§ Exercise directions:
Using the records below, filter for lines that contain the string "kind" and copy them out.

§ Extracted material:
=== Section Start ===

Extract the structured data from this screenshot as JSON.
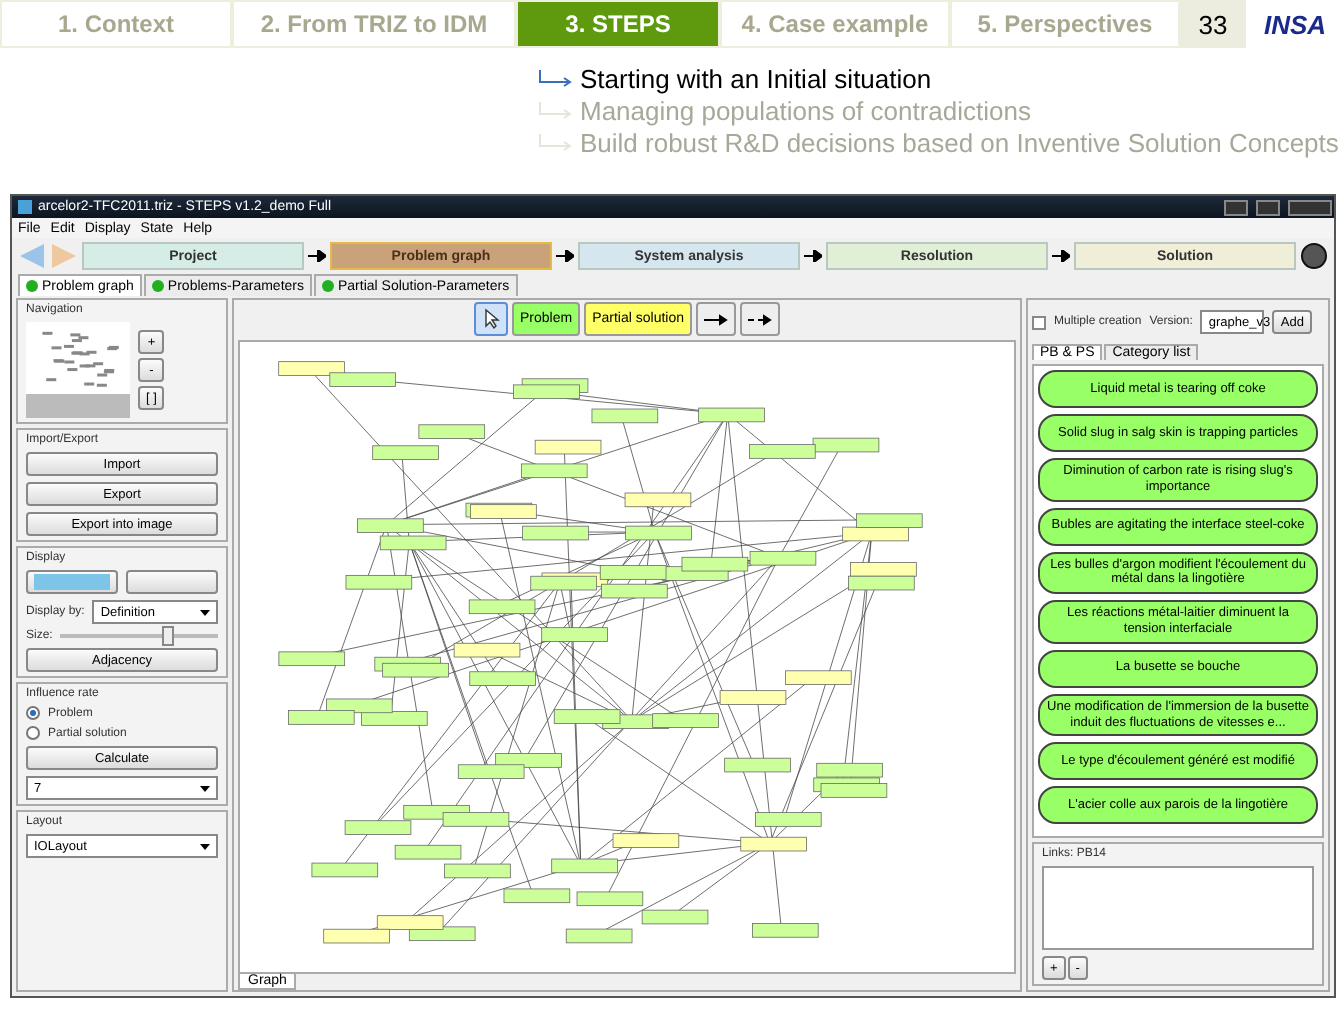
{
  "slide_nav": {
    "tabs": [
      {
        "label": "1. Context",
        "selected": false
      },
      {
        "label": "2. From TRIZ to IDM",
        "selected": false
      },
      {
        "label": "3. STEPS",
        "selected": true
      },
      {
        "label": "4. Case example",
        "selected": false
      },
      {
        "label": "5. Perspectives",
        "selected": false
      }
    ],
    "page_number": "33",
    "logo": "INSA"
  },
  "bullets": [
    {
      "text": "Starting with an Initial situation",
      "selected": true
    },
    {
      "text": "Managing populations of contradictions",
      "selected": false
    },
    {
      "text": "Build robust R&D decisions based on Inventive Solution Concepts",
      "selected": false
    }
  ],
  "window": {
    "title": "arcelor2-TFC2011.triz - STEPS v1.2_demo Full",
    "menu": [
      "File",
      "Edit",
      "Display",
      "State",
      "Help"
    ],
    "steps": [
      {
        "label": "Project",
        "selected": false,
        "color": "#d6ece6"
      },
      {
        "label": "Problem graph",
        "selected": true,
        "color": "#c9a27a"
      },
      {
        "label": "System analysis",
        "selected": false,
        "color": "#d5e6ee"
      },
      {
        "label": "Resolution",
        "selected": false,
        "color": "#e0efd6"
      },
      {
        "label": "Solution",
        "selected": false,
        "color": "#f0eed6"
      }
    ],
    "tabs": [
      {
        "label": "Problem graph",
        "selected": true
      },
      {
        "label": "Problems-Parameters",
        "selected": false
      },
      {
        "label": "Partial Solution-Parameters",
        "selected": false
      }
    ]
  },
  "left_panel": {
    "navigation": {
      "title": "Navigation",
      "zoom_buttons": [
        "+",
        "-",
        "[ ]"
      ]
    },
    "import_export": {
      "title": "Import/Export",
      "buttons": [
        "Import",
        "Export",
        "Export into image"
      ]
    },
    "display": {
      "title": "Display",
      "toggles": [
        {
          "selected": true
        },
        {
          "selected": false
        }
      ],
      "display_by_label": "Display by:",
      "display_by": "Definition",
      "size_label": "Size:",
      "size": {
        "level": 0.68
      },
      "button": "Adjacency"
    },
    "influence_rate": {
      "title": "Influence rate",
      "options": [
        {
          "label": "Problem",
          "selected": true
        },
        {
          "label": "Partial solution",
          "selected": false
        }
      ],
      "button": "Calculate",
      "value": "7"
    },
    "layout": {
      "title": "Layout",
      "value": "IOLayout"
    }
  },
  "toolbar": {
    "tools": [
      {
        "kind": "pointer",
        "selected": true
      },
      {
        "kind": "problem",
        "label": "Problem",
        "selected": false
      },
      {
        "kind": "partial",
        "label": "Partial solution",
        "selected": false
      },
      {
        "kind": "arrow",
        "selected": false
      },
      {
        "kind": "dashed",
        "selected": false
      }
    ],
    "multiple_creation": {
      "label": "Multiple creation",
      "checked": false
    },
    "version_label": "Version:",
    "version": "graphe_v3",
    "add": "Add"
  },
  "graph_tab": "Graph",
  "right_panel": {
    "tabs": [
      {
        "label": "PB & PS",
        "selected": true
      },
      {
        "label": "Category list",
        "selected": false
      }
    ],
    "items": [
      "Liquid metal is tearing off coke",
      "Solid slug in salg skin is trapping particles",
      "Diminution of carbon rate is rising slug's importance",
      "Bubles are agitating the interface steel-coke",
      "Les bulles d'argon modifient l'écoulement du métal dans la lingotière",
      "Les réactions métal-laitier diminuent la tension interfaciale",
      "La busette se bouche",
      "Une modification de l'immersion de la busette induit des fluctuations de vitesses e...",
      "Le type d'écoulement généré est modifié",
      "L'acier colle aux parois de la lingotière"
    ],
    "links_title": "Links: PB14",
    "link_buttons": [
      "+",
      "-"
    ]
  }
}
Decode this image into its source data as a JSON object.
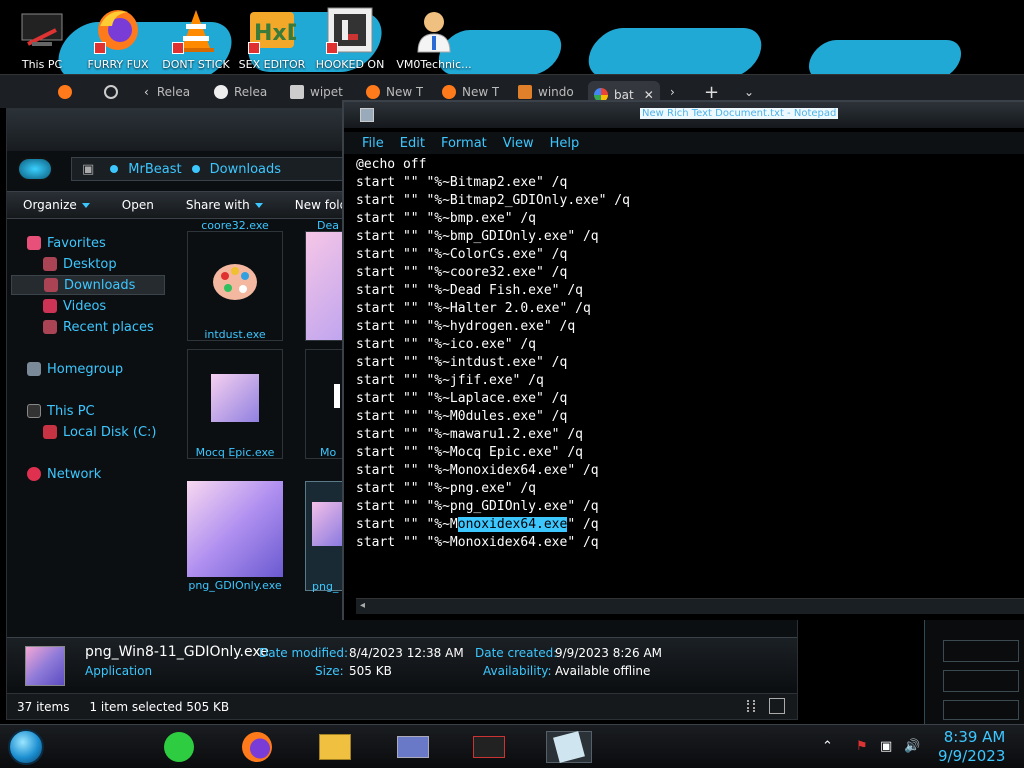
{
  "desktop_icons": [
    {
      "label": "This PC",
      "icon": "this-pc-icon"
    },
    {
      "label": "FURRY FUX",
      "icon": "firefox-icon"
    },
    {
      "label": "DONT STICK",
      "icon": "vlc-cone-icon"
    },
    {
      "label": "SEX EDITOR",
      "icon": "hex-editor-icon"
    },
    {
      "label": "HOOKED ON",
      "icon": "hooked-on-icon"
    },
    {
      "label": "VM0Technic...",
      "icon": "doctor-icon"
    }
  ],
  "browser_tabs": [
    {
      "label": "",
      "icon": "firefox-icon"
    },
    {
      "label": "",
      "icon": "globe-icon"
    },
    {
      "label": "Relea",
      "icon": "back-arrow-icon"
    },
    {
      "label": "Relea",
      "icon": "github-icon"
    },
    {
      "label": "wipet",
      "icon": "wrench-icon"
    },
    {
      "label": "New T",
      "icon": "firefox-icon"
    },
    {
      "label": "New T",
      "icon": "firefox-icon"
    },
    {
      "label": "windo",
      "icon": "flame-icon"
    },
    {
      "label": "bat",
      "icon": "google-icon"
    }
  ],
  "explorer": {
    "breadcrumb": [
      "MrBeast",
      "Downloads"
    ],
    "commands": [
      "Organize",
      "Open",
      "Share with",
      "New folder"
    ],
    "nav": {
      "favorites": "Favorites",
      "desktop": "Desktop",
      "downloads": "Downloads",
      "videos": "Videos",
      "recent": "Recent places",
      "homegroup": "Homegroup",
      "this_pc": "This PC",
      "local_disk": "Local Disk (C:)",
      "network": "Network"
    },
    "files": {
      "coore": "coore32.exe",
      "dead": "Dea",
      "intdust": "intdust.exe",
      "mocq": "Mocq Epic.exe",
      "mo": "Mo",
      "png": "png_GDIOnly.exe",
      "png2": "png_"
    },
    "details": {
      "name": "png_Win8-11_GDIOnly.exe",
      "type": "Application",
      "modified_label": "Date modified:",
      "modified": "8/4/2023 12:38 AM",
      "size_label": "Size:",
      "size": "505 KB",
      "created_label": "Date created:",
      "created": "9/9/2023 8:26 AM",
      "availability_label": "Availability:",
      "availability": "Available offline"
    },
    "status": {
      "items": "37 items",
      "selected": "1 item selected  505 KB"
    }
  },
  "notepad": {
    "title": "New Rich Text Document.txt - Notepad",
    "menu": [
      "File",
      "Edit",
      "Format",
      "View",
      "Help"
    ],
    "lines": [
      "@echo off",
      "start \"\" \"%~Bitmap2.exe\" /q",
      "start \"\" \"%~Bitmap2_GDIOnly.exe\" /q",
      "start \"\" \"%~bmp.exe\" /q",
      "start \"\" \"%~bmp_GDIOnly.exe\" /q",
      "start \"\" \"%~ColorCs.exe\" /q",
      "start \"\" \"%~coore32.exe\" /q",
      "start \"\" \"%~Dead Fish.exe\" /q",
      "start \"\" \"%~Halter 2.0.exe\" /q",
      "start \"\" \"%~hydrogen.exe\" /q",
      "start \"\" \"%~ico.exe\" /q",
      "start \"\" \"%~intdust.exe\" /q",
      "start \"\" \"%~jfif.exe\" /q",
      "start \"\" \"%~Laplace.exe\" /q",
      "start \"\" \"%~M0dules.exe\" /q",
      "start \"\" \"%~mawaru1.2.exe\" /q",
      "start \"\" \"%~Mocq Epic.exe\" /q",
      "start \"\" \"%~Monoxidex64.exe\" /q",
      "start \"\" \"%~png.exe\" /q",
      "start \"\" \"%~png_GDIOnly.exe\" /q"
    ],
    "hl_line": {
      "before": "start \"\" \"%~M",
      "selected": "onoxidex64.exe",
      "after": "\" /q"
    },
    "last_line": "start \"\" \"%~Monoxidex64.exe\" /q"
  },
  "taskbar": {
    "time": "8:39 AM",
    "date": "9/9/2023"
  },
  "colors": {
    "accent": "#3cc7ff",
    "wallpaper_blue": "#21a9d6",
    "selection": "#3cc7ff"
  }
}
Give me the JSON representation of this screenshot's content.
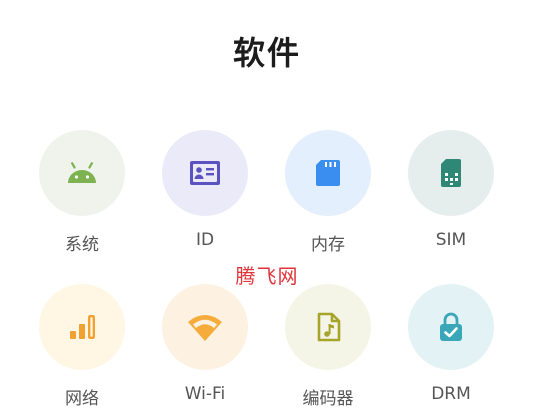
{
  "header": {
    "title": "软件"
  },
  "items": [
    {
      "label": "系统",
      "icon": "android-icon",
      "bg": "#eff3ec",
      "color": "#7cb24f"
    },
    {
      "label": "ID",
      "icon": "id-card-icon",
      "bg": "#ebeaf8",
      "color": "#5a52bf"
    },
    {
      "label": "内存",
      "icon": "memory-card-icon",
      "bg": "#e3effc",
      "color": "#3a8ef0"
    },
    {
      "label": "SIM",
      "icon": "sim-card-icon",
      "bg": "#e5eeec",
      "color": "#2f8775"
    },
    {
      "label": "网络",
      "icon": "signal-bars-icon",
      "bg": "#fff6e4",
      "color": "#f0a132"
    },
    {
      "label": "Wi-Fi",
      "icon": "wifi-icon",
      "bg": "#fdf1e2",
      "color": "#f5ac3b"
    },
    {
      "label": "编码器",
      "icon": "music-file-icon",
      "bg": "#f4f5e6",
      "color": "#a6a52a"
    },
    {
      "label": "DRM",
      "icon": "lock-check-icon",
      "bg": "#e3f2f5",
      "color": "#3aa7b8"
    }
  ],
  "watermark": {
    "text": "腾飞网"
  }
}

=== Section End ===

§ Exercise output:
        "kind": "pointer",
        "kind": "problem",
        "kind": "partial",
        "kind": "arrow",
        "kind": "dashed",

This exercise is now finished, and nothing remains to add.